Maximize Your Payouts by Laying a Firm Foundation

People will always pay more if they’re confident in what they’re getting. That’s true whether we’re talking about advertisers or for the eventual acquirer of your site. Not only that, given the choice of two otherwise identical sites, they’ll always choose the one with greater transparency.

Because of that, there are two free services that I strongly recommend signing up for.

Google Analytics

I know some people who I highly respect recommend avoiding Google Analytics, but I just haven’t found a free solution that does what Analytics does: provide accurate-enough stats and numbers that are widely accepted. You can have the most accurate stats in the world, but it doesn’t matter if no one believes them. Stats from Analytics aren’t perfect, but enough companies use it now that it’s becoming more and more an accepted standard.

There are a lot of other free services out there that do a pretty good job, but I haven’t found one I like as much as Analytics. I do use StatCounter on all my sites, but that’s only because I want to be able to see real-time stats. If Analytics was real-time, I probably wouldn’t bother. I know a lot of people who use Site Meter, too, but I don’t like the fact that they spy on your users’ behavior.

Now you may be thinking, “If my web host provides stats, do I need anything else?” Absolutely. Stat programs that work by analyzing your log files can be terribly inaccurate. See “Know What You’re Measuring” for more details.

There are some great paid services out there, too, but those can get very expensive very fast. Unless you’re making profits in the mid to high five figures every month, they’re probably not worth it. (And I’m not sure I personally would switch away from Analytics even then.)


The other free service I like a lot is Quantcast. It’s not perfect, but with more and more people requesting demographic data these days — and willing to pay more to sites who provide it — it’s an outstanding start. Particularly since competing services not only aren’t free, but very expensive.

Like with Analytics, you just add a small bit of code to each of your pages and within a month or so Quantcast has begun to compile a pretty impressive set of demographic data about your visitors — without the behavioral targeting that many would object to.

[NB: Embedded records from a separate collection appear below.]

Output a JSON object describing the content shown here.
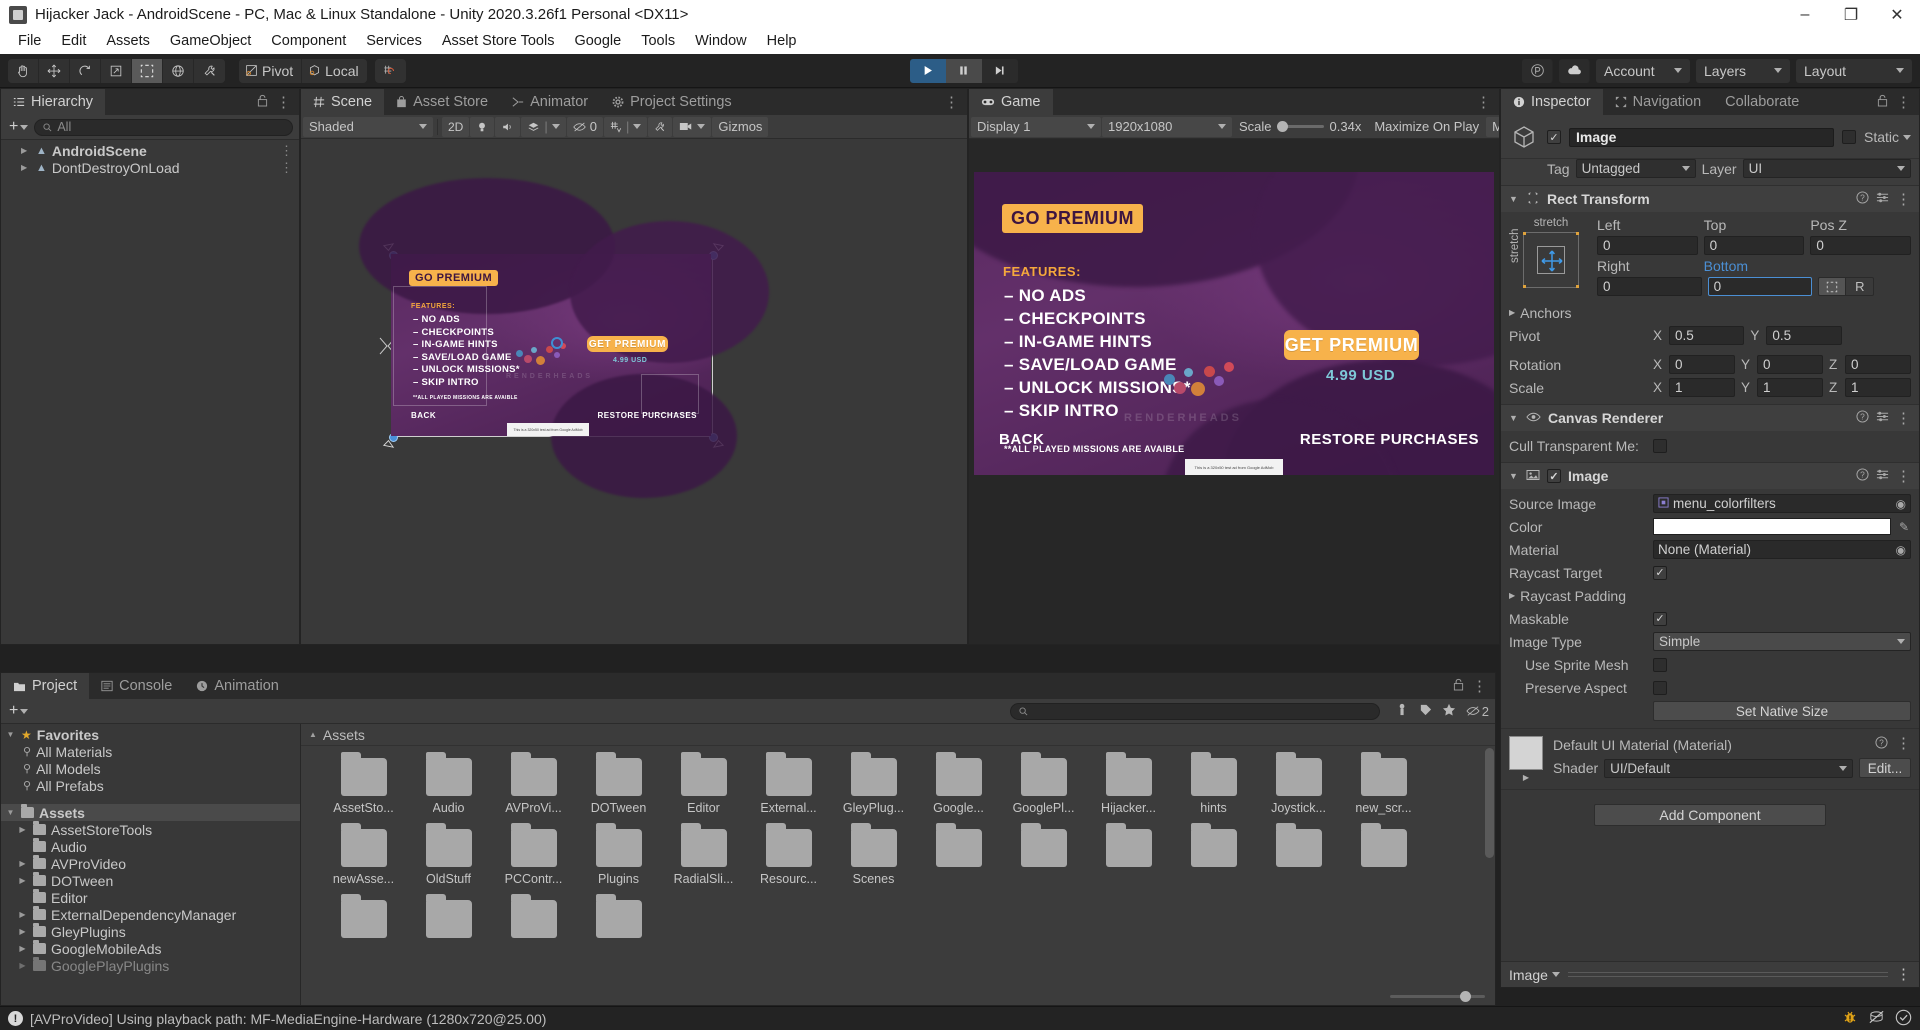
{
  "window": {
    "title": "Hijacker Jack - AndroidScene - PC, Mac & Linux Standalone - Unity 2020.3.26f1 Personal <DX11>",
    "minimize": "–",
    "maximize": "❐",
    "close": "✕"
  },
  "menu": [
    "File",
    "Edit",
    "Assets",
    "GameObject",
    "Component",
    "Services",
    "Asset Store Tools",
    "Google",
    "Tools",
    "Window",
    "Help"
  ],
  "toolbar": {
    "tools": [
      {
        "name": "hand-tool-icon",
        "selected": false
      },
      {
        "name": "move-tool-icon",
        "selected": false
      },
      {
        "name": "rotate-tool-icon",
        "selected": false
      },
      {
        "name": "scale-tool-icon",
        "selected": false
      },
      {
        "name": "rect-tool-icon",
        "selected": true
      },
      {
        "name": "transform-tool-icon",
        "selected": false
      },
      {
        "name": "custom-tool-icon",
        "selected": false
      }
    ],
    "pivot_label": "Pivot",
    "local_label": "Local",
    "grid_snap_name": "grid-snap-icon",
    "play_label": "▶",
    "pause_label": "▐▐",
    "step_label": "▶|",
    "cloud_name": "cloud-icon",
    "collab_name": "collab-icon",
    "account_label": "Account",
    "layers_label": "Layers",
    "layout_label": "Layout"
  },
  "hierarchy": {
    "tab": "Hierarchy",
    "search_placeholder": "All",
    "items": [
      {
        "label": "AndroidScene",
        "selected": false
      },
      {
        "label": "DontDestroyOnLoad",
        "selected": false
      }
    ]
  },
  "scene_panel": {
    "tabs": [
      {
        "label": "Scene",
        "icon": "grid-icon",
        "active": true
      },
      {
        "label": "Asset Store",
        "icon": "store-icon",
        "active": false
      },
      {
        "label": "Animator",
        "icon": "animator-icon",
        "active": false
      },
      {
        "label": "Project Settings",
        "icon": "gear-icon",
        "active": false
      }
    ],
    "toolbar": {
      "shading_mode": "Shaded",
      "mode_2d": "2D",
      "lighting_name": "lighting-icon",
      "audio_name": "audio-icon",
      "fx_name": "effects-icon",
      "hidden_count": "0",
      "grid_name": "grid-visibility-icon",
      "scene_tools_name": "scene-tools-icon",
      "camera_name": "scene-camera-icon",
      "gizmos_label": "Gizmos"
    }
  },
  "game_panel": {
    "tab": "Game",
    "toolbar": {
      "display": "Display 1",
      "resolution": "1920x1080",
      "scale_label": "Scale",
      "scale_value": "0.34x",
      "maximize_label": "Maximize On Play",
      "mute_label": "Mute"
    }
  },
  "premium_screen": {
    "title": "GO PREMIUM",
    "features_label": "FEATURES:",
    "features": [
      "– NO ADS",
      "– CHECKPOINTS",
      "– IN-GAME HINTS",
      "– SAVE/LOAD GAME",
      "– UNLOCK MISSIONS*",
      "– SKIP INTRO"
    ],
    "footnote": "**ALL PLAYED MISSIONS ARE AVAIBLE",
    "cta": "GET PREMIUM",
    "price": "4.99 USD",
    "back": "BACK",
    "restore": "RESTORE PURCHASES",
    "watermark": "RENDERHEADS",
    "ad_text": "This is a 320x50 test ad from Google AdMob",
    "colors": {
      "accent": "#f7b24b",
      "bg": "#5b2a62",
      "price": "#7ec8d8"
    }
  },
  "inspector": {
    "tabs": [
      {
        "label": "Inspector",
        "icon": "info-icon",
        "active": true
      },
      {
        "label": "Navigation",
        "icon": "navigation-icon",
        "active": false
      },
      {
        "label": "Collaborate",
        "icon": "",
        "active": false
      }
    ],
    "object_name": "Image",
    "enabled": true,
    "static_label": "Static",
    "tag_label": "Tag",
    "tag_value": "Untagged",
    "layer_label": "Layer",
    "layer_value": "UI",
    "rect_transform": {
      "title": "Rect Transform",
      "anchor_preset": "stretch",
      "anchor_preset_v": "stretch",
      "left_label": "Left",
      "left_value": "0",
      "top_label": "Top",
      "top_value": "0",
      "posz_label": "Pos Z",
      "posz_value": "0",
      "right_label": "Right",
      "right_value": "0",
      "bottom_label": "Bottom",
      "bottom_value": "0",
      "blueprint_name": "blueprint-mode-icon",
      "raw_label": "R",
      "anchors_label": "Anchors",
      "pivot_label": "Pivot",
      "pivot_x": "0.5",
      "pivot_y": "0.5",
      "rotation_label": "Rotation",
      "rot_x": "0",
      "rot_y": "0",
      "rot_z": "0",
      "scale_label": "Scale",
      "scale_x": "1",
      "scale_y": "1",
      "scale_z": "1"
    },
    "canvas_renderer": {
      "title": "Canvas Renderer",
      "cull_label": "Cull Transparent Me:",
      "cull_checked": false
    },
    "image": {
      "title": "Image",
      "enabled": true,
      "source_image_label": "Source Image",
      "source_image_value": "menu_colorfilters",
      "color_label": "Color",
      "color_value": "#FFFFFF",
      "material_label": "Material",
      "material_value": "None (Material)",
      "raycast_target_label": "Raycast Target",
      "raycast_target_checked": true,
      "raycast_padding_label": "Raycast Padding",
      "maskable_label": "Maskable",
      "maskable_checked": true,
      "image_type_label": "Image Type",
      "image_type_value": "Simple",
      "use_sprite_mesh_label": "Use Sprite Mesh",
      "use_sprite_mesh_checked": false,
      "preserve_aspect_label": "Preserve Aspect",
      "preserve_aspect_checked": false,
      "set_native_size_label": "Set Native Size"
    },
    "material": {
      "title": "Default UI Material (Material)",
      "shader_label": "Shader",
      "shader_value": "UI/Default",
      "edit_label": "Edit..."
    },
    "add_component_label": "Add Component",
    "footer_label": "Image"
  },
  "project": {
    "tabs": [
      {
        "label": "Project",
        "icon": "folder-icon",
        "active": true
      },
      {
        "label": "Console",
        "icon": "console-icon",
        "active": false
      },
      {
        "label": "Animation",
        "icon": "clock-icon",
        "active": false
      }
    ],
    "search_placeholder": "",
    "filter_icons": [
      "asset-type-filter-icon",
      "label-filter-icon",
      "favorite-filter-icon"
    ],
    "hidden_count": "2",
    "breadcrumb": "Assets",
    "tree": [
      {
        "label": "Favorites",
        "depth": 0,
        "arrow": "▼",
        "icon": "star",
        "bold": true
      },
      {
        "label": "All Materials",
        "depth": 1,
        "arrow": "",
        "icon": "search",
        "bold": false
      },
      {
        "label": "All Models",
        "depth": 1,
        "arrow": "",
        "icon": "search",
        "bold": false
      },
      {
        "label": "All Prefabs",
        "depth": 1,
        "arrow": "",
        "icon": "search",
        "bold": false
      },
      {
        "label": "",
        "depth": 0,
        "arrow": "",
        "icon": "none",
        "bold": false
      },
      {
        "label": "Assets",
        "depth": 0,
        "arrow": "▼",
        "icon": "folder",
        "bold": true,
        "selected": true
      },
      {
        "label": "AssetStoreTools",
        "depth": 1,
        "arrow": "▶",
        "icon": "folder",
        "bold": false
      },
      {
        "label": "Audio",
        "depth": 1,
        "arrow": "",
        "icon": "folder",
        "bold": false
      },
      {
        "label": "AVProVideo",
        "depth": 1,
        "arrow": "▶",
        "icon": "folder",
        "bold": false
      },
      {
        "label": "DOTween",
        "depth": 1,
        "arrow": "▶",
        "icon": "folder",
        "bold": false
      },
      {
        "label": "Editor",
        "depth": 1,
        "arrow": "",
        "icon": "folder",
        "bold": false
      },
      {
        "label": "ExternalDependencyManager",
        "depth": 1,
        "arrow": "▶",
        "icon": "folder",
        "bold": false
      },
      {
        "label": "GleyPlugins",
        "depth": 1,
        "arrow": "▶",
        "icon": "folder",
        "bold": false
      },
      {
        "label": "GoogleMobileAds",
        "depth": 1,
        "arrow": "▶",
        "icon": "folder",
        "bold": false
      },
      {
        "label": "GooglePlayPlugins",
        "depth": 1,
        "arrow": "▶",
        "icon": "folder",
        "bold": false
      }
    ],
    "assets": [
      "AssetSto...",
      "Audio",
      "AVProVi...",
      "DOTween",
      "Editor",
      "External...",
      "GleyPlug...",
      "Google...",
      "GooglePl...",
      "Hijacker...",
      "hints",
      "Joystick...",
      "new_scr...",
      "newAsse...",
      "OldStuff",
      "PCContr...",
      "Plugins",
      "RadialSli...",
      "Resourc...",
      "Scenes"
    ]
  },
  "status": {
    "message": "[AVProVideo] Using playback path: MF-MediaEngine-Hardware (1280x720@25.00)",
    "icons": [
      "bug-icon",
      "layers-disabled-icon",
      "check-circle-icon"
    ]
  }
}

What If I Don’t Want Transparency?

That’s a valid question. There are definitely times when ambiguity works to your advantage. Sometimes you want to appear much larger than you actually are.

Once you’ve reached a level you can be proud of, though, transparency can help you maximize your revenue by not only earning you a better price than you would get otherwise, but also by helping you win deals over your competitors. That’s why I don’t mind sharing the data on most of my sites.


  • Kelly

    May 30, 2008
    at 1:07 am

    Have you tried Woopra? What do you think about it? It also offers virtually live analytics which allows site owners and adminstrators the option to view site activity in near real-time. It is quite new and I have not tried it either.


  • Shane

    May 30, 2008
    at 8:15 am

    Wow! It sure looks impressive. Because it’s new it wouldn’t satisfy the requirement of wide acceptability, but it’s certainly possible that it would be a great replacement for StatCounter.

    I’d love to hear comments from anyone who’s tried Woopra.


  • Swanny

    May 30, 2008
    at 9:08 am

    Hey Shane, Jay from the Geek Estate Blog wrote a good post on Woopra the other week, you can read it here 🙂

    Cheers! Swanny


  • Desmond -

    June 1, 2008
    at 4:49 am

    I enjoy Google Analytics mainly because it’s free and I too used to it that I don’t feel like changing


  • Ilia

    June 3, 2008
    at 10:44 am

    I have Woopra installed and I love it! Especially how you can see live stats.


  • Kelly

    June 4, 2008
    at 10:53 pm

    Hi Ilia,
    So what do you think comparing with StatCounter? What are the plus values?


  • Goran

    June 5, 2008
    at 5:01 pm

    I have also been using Woopra and its very impressive and we can tag users and see when they return. It just does not have reports as of yet, but i am sure its on its way.


  • Kelly

    June 16, 2008
    at 4:41 am

    Goran, you encourage me to try Woopra. Thanks.


  • John Settles

    July 4, 2008
    at 10:47 am

    Thanks for the advice on the web development. Can you recommend a good company or person to do the development, hosting and updating?


  • Ilia

    July 7, 2008
    at 7:01 am


    I don’t really have much experience with StatCounter.


  • Goran

    July 7, 2008
    at 7:07 am

    Hi Kelly, I have looked at it in the past. Rather go and get an Analytics account with Google.


  • poems girl

    July 9, 2008
    at 9:19 am

    I used to use Google Analytics but I think it is the very time to have a try Woopra

  • […] I always say that whenever someone that claims to be an SEO guru ‘promises’ or ‘guarantees’ they can deliver for you in the world of SEO, you should be skeptical. That being said, let’s take a look at the steps I took when starting this site to ensure I started down a path to building a firm foundation. […]

  • […] It’s not perfect, and I know some people refuse to use it because they don’t want to clue The Google into what they’re doing, but Analytics is amazingly powerful and useful for a free package — plus the stats are invaluable when it comes to selling a site. […]